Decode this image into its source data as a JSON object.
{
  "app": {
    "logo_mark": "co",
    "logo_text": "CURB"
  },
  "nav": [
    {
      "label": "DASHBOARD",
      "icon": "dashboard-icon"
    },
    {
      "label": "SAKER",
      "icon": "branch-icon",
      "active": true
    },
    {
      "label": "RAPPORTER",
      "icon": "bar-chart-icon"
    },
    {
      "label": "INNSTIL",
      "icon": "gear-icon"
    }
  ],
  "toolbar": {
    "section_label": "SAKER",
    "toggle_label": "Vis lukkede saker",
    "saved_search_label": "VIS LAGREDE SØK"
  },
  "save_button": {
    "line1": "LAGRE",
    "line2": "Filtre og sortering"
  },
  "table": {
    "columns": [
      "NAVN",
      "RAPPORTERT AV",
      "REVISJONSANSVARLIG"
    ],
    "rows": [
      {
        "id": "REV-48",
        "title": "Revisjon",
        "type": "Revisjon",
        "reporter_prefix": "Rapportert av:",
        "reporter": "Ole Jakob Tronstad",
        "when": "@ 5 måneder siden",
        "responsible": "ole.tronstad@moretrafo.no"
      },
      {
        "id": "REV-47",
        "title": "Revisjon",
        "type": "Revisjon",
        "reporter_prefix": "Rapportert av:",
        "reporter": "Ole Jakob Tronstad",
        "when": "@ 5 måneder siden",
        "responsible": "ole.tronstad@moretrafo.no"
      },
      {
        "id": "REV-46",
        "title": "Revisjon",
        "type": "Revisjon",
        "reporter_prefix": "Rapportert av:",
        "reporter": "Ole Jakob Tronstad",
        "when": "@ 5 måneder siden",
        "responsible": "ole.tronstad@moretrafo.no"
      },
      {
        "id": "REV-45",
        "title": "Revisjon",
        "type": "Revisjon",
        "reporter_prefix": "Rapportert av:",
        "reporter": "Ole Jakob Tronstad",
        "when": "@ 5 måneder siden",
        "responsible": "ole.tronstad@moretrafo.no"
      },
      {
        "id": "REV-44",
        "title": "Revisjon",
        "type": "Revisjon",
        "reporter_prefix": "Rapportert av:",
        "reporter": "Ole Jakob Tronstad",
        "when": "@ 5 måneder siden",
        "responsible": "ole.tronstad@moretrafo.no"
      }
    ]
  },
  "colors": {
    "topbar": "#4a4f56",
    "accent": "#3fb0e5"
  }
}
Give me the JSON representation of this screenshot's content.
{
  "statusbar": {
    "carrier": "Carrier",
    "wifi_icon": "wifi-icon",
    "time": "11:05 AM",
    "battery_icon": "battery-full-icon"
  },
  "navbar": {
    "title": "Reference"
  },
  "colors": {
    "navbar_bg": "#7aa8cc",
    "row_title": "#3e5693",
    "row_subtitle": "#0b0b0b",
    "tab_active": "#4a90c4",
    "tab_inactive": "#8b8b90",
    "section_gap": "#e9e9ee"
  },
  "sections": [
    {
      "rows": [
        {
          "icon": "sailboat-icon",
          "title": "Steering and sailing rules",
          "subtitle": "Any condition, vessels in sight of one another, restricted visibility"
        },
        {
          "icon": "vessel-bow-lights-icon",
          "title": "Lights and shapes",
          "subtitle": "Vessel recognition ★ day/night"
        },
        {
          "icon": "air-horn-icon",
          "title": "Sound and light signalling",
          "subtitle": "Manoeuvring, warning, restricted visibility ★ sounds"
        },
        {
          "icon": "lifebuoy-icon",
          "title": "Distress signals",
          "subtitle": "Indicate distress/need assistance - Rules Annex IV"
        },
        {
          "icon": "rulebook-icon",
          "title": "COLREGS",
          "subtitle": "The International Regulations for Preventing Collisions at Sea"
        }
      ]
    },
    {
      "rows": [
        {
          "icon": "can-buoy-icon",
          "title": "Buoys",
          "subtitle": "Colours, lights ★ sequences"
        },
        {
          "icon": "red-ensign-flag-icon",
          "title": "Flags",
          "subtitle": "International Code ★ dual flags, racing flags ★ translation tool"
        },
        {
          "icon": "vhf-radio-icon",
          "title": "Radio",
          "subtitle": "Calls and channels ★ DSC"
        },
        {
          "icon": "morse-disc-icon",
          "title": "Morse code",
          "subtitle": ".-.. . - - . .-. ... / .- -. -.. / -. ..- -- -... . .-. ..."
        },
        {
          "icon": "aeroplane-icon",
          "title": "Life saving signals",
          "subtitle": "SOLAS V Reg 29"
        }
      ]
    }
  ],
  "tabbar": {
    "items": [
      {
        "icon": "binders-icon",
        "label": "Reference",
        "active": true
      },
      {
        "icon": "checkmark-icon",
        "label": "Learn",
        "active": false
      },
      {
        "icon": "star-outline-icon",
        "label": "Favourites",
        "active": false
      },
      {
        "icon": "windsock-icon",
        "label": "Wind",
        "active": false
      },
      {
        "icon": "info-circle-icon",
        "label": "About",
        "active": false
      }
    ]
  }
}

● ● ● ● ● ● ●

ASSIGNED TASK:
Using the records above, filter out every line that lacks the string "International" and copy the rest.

YOUR RESPONSE:
          "subtitle": "The International Regulations for Preventing Collisions at Sea"
          "subtitle": "International Code ★ dual flags, racing flags ★ translation tool"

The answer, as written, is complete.